Diagnosing Androgen Deficiency

Diagnosing Male Androgen Deficiency

The diagnosis of testosterone deficiency is a combination of both clinical features and serum testosterone measures - neither in isolation is consistently reliable.

Biochemical evaluation.

Biochemical evaluation of serum testosterone is confounded by numerous variables including:

  • Inter-individual variability in normal serum T
  • Poor assay performance characteristics
  • Inappropriate reference ranges

Because of the diurnal rhythm in hormone secretion in males blood samples should preferably be taken in the morning, when hormones levels are at their highest. Individual variations in serum testosterone levels can occur due to time of day, medication usage, stress, illness or recent surgery.

In general pathology laboratories today use fully automated, non extraction, competitive protein-binding immunoassays for determining serum androgens.

This method is quicker and less expensive than techniques such as extraction radioimmunoassay, gas chromatography or mass spectrometry. Numerous studies in Europe, USA and Australia have shown significant variances between analysers and laboratories in accurately determining serum testosterone results.

It is highly recommended that measurement of blood levels of testosterone, sex-hormone binding globulin (SHBG), luteinising hormone (LH) and follicle-stimulating hormone (FSH) be conducted using well-calibrated immunoassays to accurately reflect circulating hormone levels.

The total testosterone reference ranges commonly adopted for determination of -Y´normal¡, and ´low¡ testosterone are potentially misleading in the determination of androgen deficiency because the results do not take into account the effects of SHBG.

Endogenous testosterone in the circulation can be free (unbound), weakly bound to albumin, or tightly bound to SHBG. The free and albumin bound testosterone is available for use by the body, however the largest percentage (approximately 98-99%) is bound to SHBG and unavailable. Any increase in SHBG will decrease the amount of available testosterone.

SHBG is elevated by aging, smoking, high alcohol intake, insulin, oral estrogens, thyroxine, aging and some medications.

The Free Androgen Index (FAI), while not as yet a validated index in men, does make allowance for the effects of SHBG. The FAI is determined by the total testosterone level divided by the SHBG level multiplied by 100.

Bioavailable testosterone (BT), Calculated Free Testosterone (CFT) and Free Testosterone (FT) measurements employ alternative methods of analysis and do exhibit higher correlation than other total testosterone or FAI measurements. Because these tests involved assays not commonly employed at most laboratories they are not frequently requested by clinicians.

They can however be determined using total serum testosterone and SHBG measurements by mathematical calculations. A Free and Bioavailable Testosterone calculator is available at http://www.issam.ch/freetesto.htm.

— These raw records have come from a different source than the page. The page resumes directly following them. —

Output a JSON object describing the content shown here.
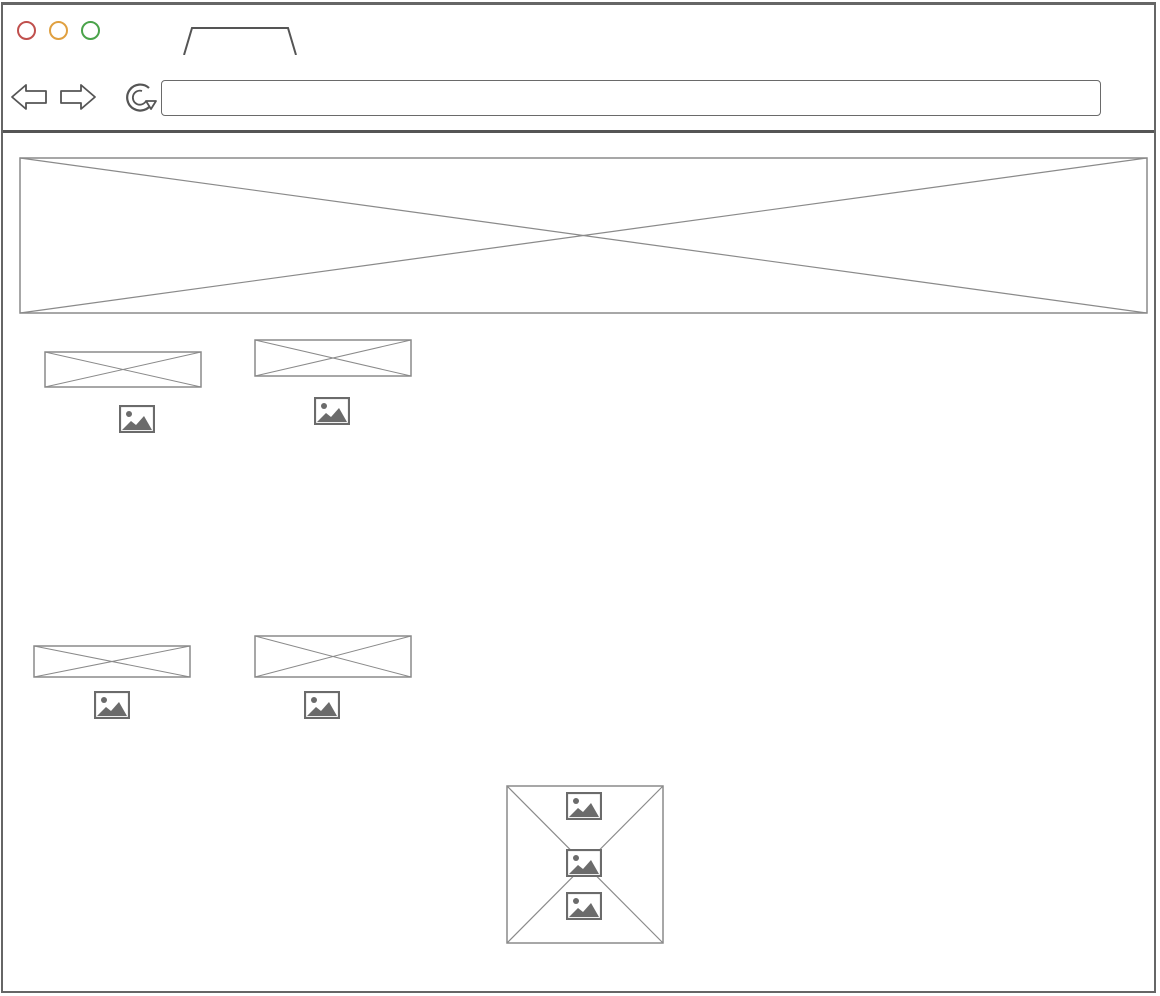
{
  "window": {
    "traffic_lights": {
      "close_color": "#c0504d",
      "minimize_color": "#e0a040",
      "zoom_color": "#4aa34a"
    },
    "tab": {
      "label": ""
    }
  },
  "toolbar": {
    "back_icon": "arrow-left-icon",
    "forward_icon": "arrow-right-icon",
    "reload_icon": "reload-icon",
    "address": {
      "value": "",
      "placeholder": ""
    }
  },
  "page": {
    "hero": {
      "kind": "image-placeholder"
    },
    "row_one": [
      {
        "kind": "image-placeholder",
        "icon": "image-icon"
      },
      {
        "kind": "image-placeholder",
        "icon": "image-icon"
      }
    ],
    "row_two": [
      {
        "kind": "image-placeholder",
        "icon": "image-icon"
      },
      {
        "kind": "image-placeholder",
        "icon": "image-icon"
      }
    ],
    "gallery": {
      "kind": "image-placeholder",
      "icons": [
        "image-icon",
        "image-icon",
        "image-icon"
      ]
    }
  },
  "colors": {
    "stroke": "#555555",
    "placeholder_stroke": "#8a8a8a",
    "icon_fill": "#6b6b6b"
  }
}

Clinical features

Whether due to primary or secondary hypogonadism or ADAM (Androgen Deficiency in the Ageing Male) the signs and symptoms as a result of the androgen deficiency are consistent.

Individuals may exhibit some or all of the following:

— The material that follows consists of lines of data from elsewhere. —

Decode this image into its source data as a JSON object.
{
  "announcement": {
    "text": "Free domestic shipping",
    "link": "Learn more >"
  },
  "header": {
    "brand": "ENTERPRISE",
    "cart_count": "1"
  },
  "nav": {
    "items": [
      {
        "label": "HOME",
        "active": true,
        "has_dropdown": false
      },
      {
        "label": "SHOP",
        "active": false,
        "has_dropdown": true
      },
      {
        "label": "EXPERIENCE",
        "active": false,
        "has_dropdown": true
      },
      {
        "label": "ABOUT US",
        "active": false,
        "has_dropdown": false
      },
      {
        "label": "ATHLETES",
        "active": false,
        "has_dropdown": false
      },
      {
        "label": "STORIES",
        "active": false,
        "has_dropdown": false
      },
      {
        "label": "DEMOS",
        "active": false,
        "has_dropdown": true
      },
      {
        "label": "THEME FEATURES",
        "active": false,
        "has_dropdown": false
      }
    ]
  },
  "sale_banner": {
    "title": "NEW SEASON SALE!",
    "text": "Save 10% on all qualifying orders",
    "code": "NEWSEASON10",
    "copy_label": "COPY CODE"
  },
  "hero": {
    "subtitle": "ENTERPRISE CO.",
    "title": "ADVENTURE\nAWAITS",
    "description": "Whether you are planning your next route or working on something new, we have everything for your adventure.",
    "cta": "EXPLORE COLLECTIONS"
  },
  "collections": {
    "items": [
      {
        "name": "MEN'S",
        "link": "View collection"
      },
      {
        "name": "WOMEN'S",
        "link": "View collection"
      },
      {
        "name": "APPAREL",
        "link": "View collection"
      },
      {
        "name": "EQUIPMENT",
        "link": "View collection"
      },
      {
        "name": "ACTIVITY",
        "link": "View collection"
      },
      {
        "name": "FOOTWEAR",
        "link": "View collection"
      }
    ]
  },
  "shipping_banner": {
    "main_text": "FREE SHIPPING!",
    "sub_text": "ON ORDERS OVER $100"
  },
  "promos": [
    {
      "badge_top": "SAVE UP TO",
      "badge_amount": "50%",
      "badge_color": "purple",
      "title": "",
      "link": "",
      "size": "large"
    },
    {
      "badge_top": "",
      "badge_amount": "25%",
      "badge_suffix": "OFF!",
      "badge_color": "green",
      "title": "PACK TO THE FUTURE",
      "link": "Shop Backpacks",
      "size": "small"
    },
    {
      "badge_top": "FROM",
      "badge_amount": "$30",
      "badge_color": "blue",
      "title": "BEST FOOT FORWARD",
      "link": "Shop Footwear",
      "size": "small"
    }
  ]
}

  • Changes in mood (fatigue, depression, anger)
  • Decreased body hair (feminization)
  • Decreased bone mineral density and possible resulting osteoporosis
  • Decreased lean body mass and muscle strength
  • Decreased libido and erectile quality
  • Increased visceral fat
  • Oligospermia or azoospermia

The diagnosis of hypogonadism can be facilitated through the use of questionnaires such as the ADAM questionnaire (simple) or the AMS (Aging Males’ Symptoms) rating scale (detailed).

The ADAM questionnaire (Morley and Perry, 1999) is a 10 question yes/no checklist to a limited range of andropausal symptoms. It has limited use as a diagnostic tool due to its poor sensitivity and specificity.

Personal Assessment Tools


The German designed AMS questionnaire (Heinemann et al, 1999) is a validated 17 question self-rating symptoms based questionnaire. There are three key domains of assessment %Gβ%@ psychological (5 questions), somatic (7 questions) and sexual 5 questions). Responses to each question are assigned a rating 1-5 (none to extremely severe) and the total sum of all subscales provides a total score. Scores can range from a total low of 17 to a maximum of 85, with a complaint score measuring 50 considered severe.

It is well suited to assist in both the diagnosis and for the monitoring of treatment in patients using testosterone replacement therapy.

The AMS has been translated into 16 different languages and is the most applicable questionnaire currently available for determining symptoms associated with testosterone deficiency.

AMS questionnaire click here.

AMS evaluation form click here.

Once it has been determined that the patient is testosterone deficient and replacement is considered an option it is imperative that carcinoma of the prostate or breast cancer be excluded prior to initiating therapy. DRE (digital rectal examination) and determination of serum prostate-specific antigen (PSA) are mandatory in men over the age of 40 years.